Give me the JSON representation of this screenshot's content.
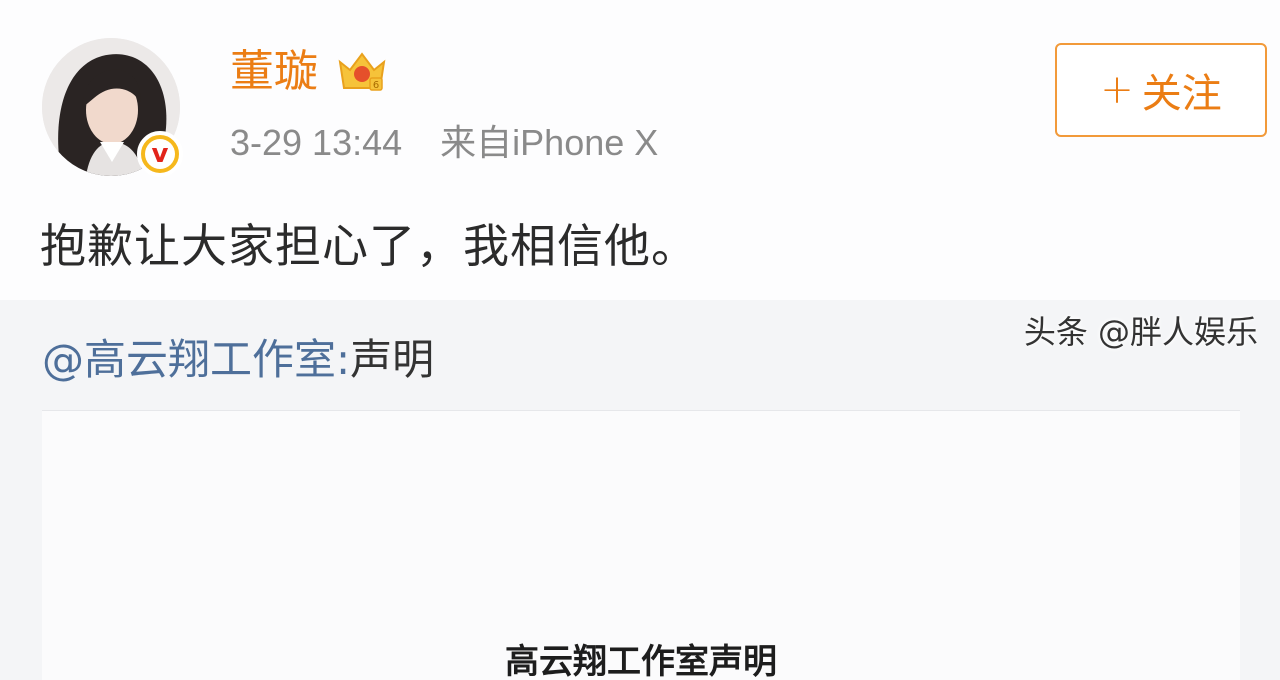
{
  "header": {
    "username": "董璇",
    "vip_icon": "crown-vip-icon",
    "verified_icon": "v",
    "timestamp": "3-29 13:44",
    "source": "来自iPhone X",
    "follow_button": {
      "plus": "+",
      "label": "关注"
    }
  },
  "post": {
    "text": "抱歉让大家担心了，我相信他。"
  },
  "repost": {
    "mention": "@高云翔工作室",
    "colon": ":",
    "title": "声明",
    "image_title": "高云翔工作室声明"
  },
  "watermark": "头条 @胖人娱乐",
  "colors": {
    "accent": "#eb7d14",
    "link": "#4e6f9a",
    "verified": "#f6b81c"
  }
}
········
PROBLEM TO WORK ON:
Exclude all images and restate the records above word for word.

RESULT OF THE EXERCISE:
Give me the JSON representation of this screenshot's content.
{
  "header": {
    "username": "董璇",
    "vip_icon": "crown-vip-icon",
    "verified_icon": "v",
    "timestamp": "3-29 13:44",
    "source": "来自iPhone X",
    "follow_button": {
      "plus": "+",
      "label": "关注"
    }
  },
  "post": {
    "text": "抱歉让大家担心了，我相信他。"
  },
  "repost": {
    "mention": "@高云翔工作室",
    "colon": ":",
    "title": "声明",
    "image_title": "高云翔工作室声明"
  },
  "watermark": "头条 @胖人娱乐",
  "colors": {
    "accent": "#eb7d14",
    "link": "#4e6f9a",
    "verified": "#f6b81c"
  }
}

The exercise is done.